Fixed wireless and satellite

NBN Fixed Wireless connection diagram

(Image credit: NBN)

Fixed wireless NBN connections and satellite internet require different equipment to get an internet connection into your home, but the installation process for both is similar. Both connection types will need a technician to come to your property and both will take anywhere between two to four hours for the work to be completed. 

NBN fixed wireless connections rely on an antenna to be installed on your property, usually on a roof. A cable then needs to be run from this antenna and into your property, where it terminates with a wall terminal. An NBN connection box then connects to this wall terminal and a router connects to the NBN connection box via Ethernet cable. 

Satellite internet has essentially the same installation process, with the only difference being a satellite dish is installed instead of an antenna. Everything else in a cable and connection sense is the same as NBN fixed wireless. 

You can find the most popular fixed wireless internet plans below.

Satellite internet connection diagram

(Image credit: NBN)

Satellite internet in Australia is served by NBN’s Sky Muster service or Starlink, the brainchild of Elon Musk. You can view the most popular Sky Muster internet plans below.

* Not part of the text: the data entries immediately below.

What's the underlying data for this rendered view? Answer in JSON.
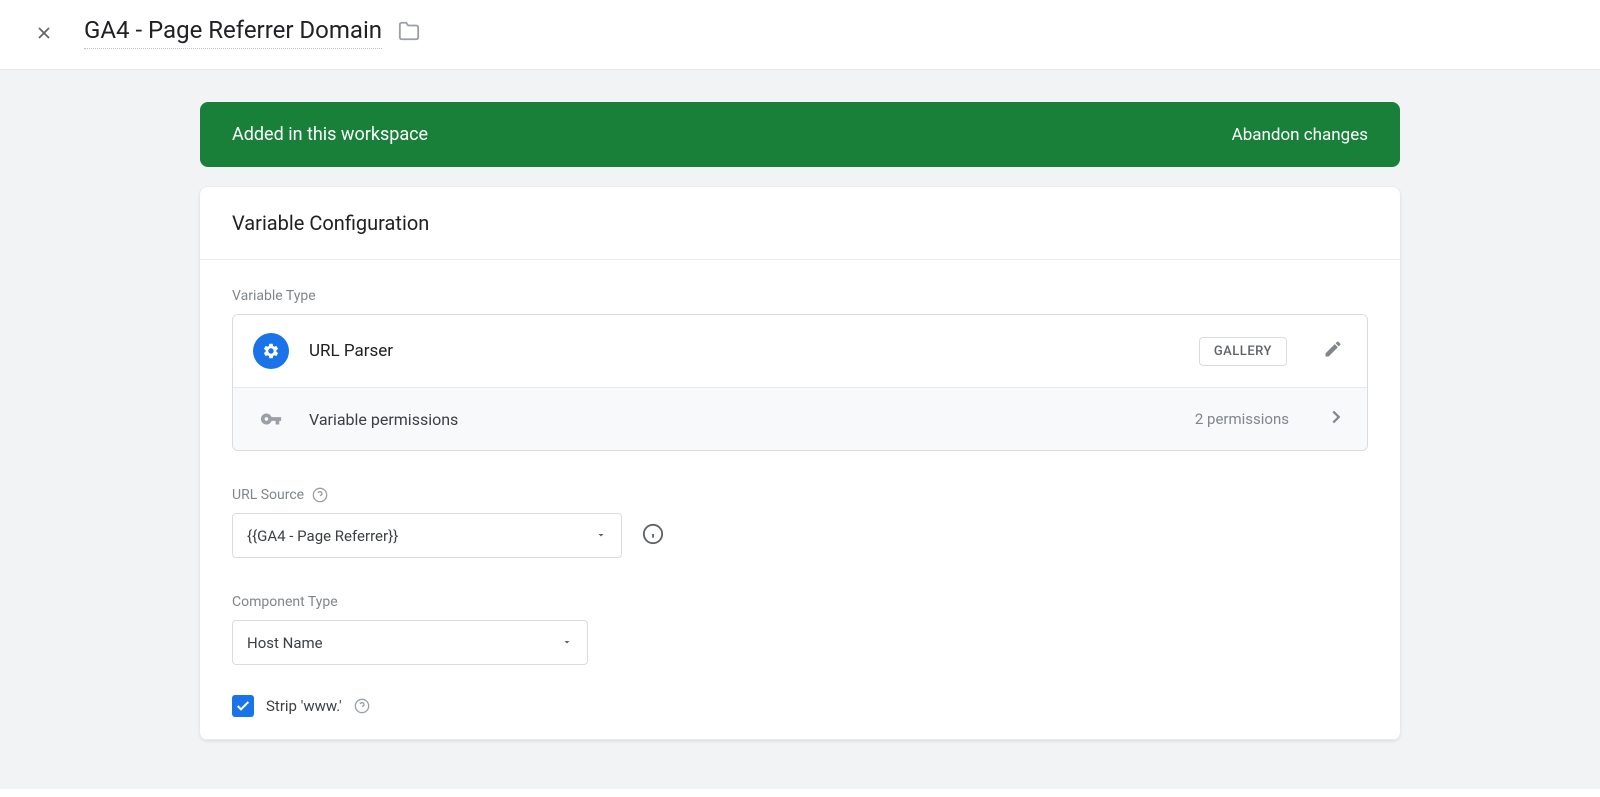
{
  "header": {
    "title": "GA4 - Page Referrer Domain"
  },
  "banner": {
    "message": "Added in this workspace",
    "action": "Abandon changes"
  },
  "card": {
    "title": "Variable Configuration",
    "variableTypeLabel": "Variable Type",
    "type": {
      "name": "URL Parser",
      "galleryLabel": "GALLERY"
    },
    "permissions": {
      "label": "Variable permissions",
      "count": "2 permissions"
    },
    "urlSource": {
      "label": "URL Source",
      "value": "{{GA4 - Page Referrer}}"
    },
    "componentType": {
      "label": "Component Type",
      "value": "Host Name"
    },
    "stripWww": {
      "label": "Strip 'www.'",
      "checked": true
    }
  }
}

For Starlink pricing, you can head to the company’s website. 

Max Langridge
Senior Editor, Tom's Guide AU

Max is a digital content writer for Tom’s Guide in Australia, where he covers all things internet-related, including NBN and the emerging alternatives, along with audio and visual products such as headphones and TVs. Max started his career in his homeland of England, where he spent time working for What Hi-Fi? and Pocket-lint, before moving to Australia in 2018.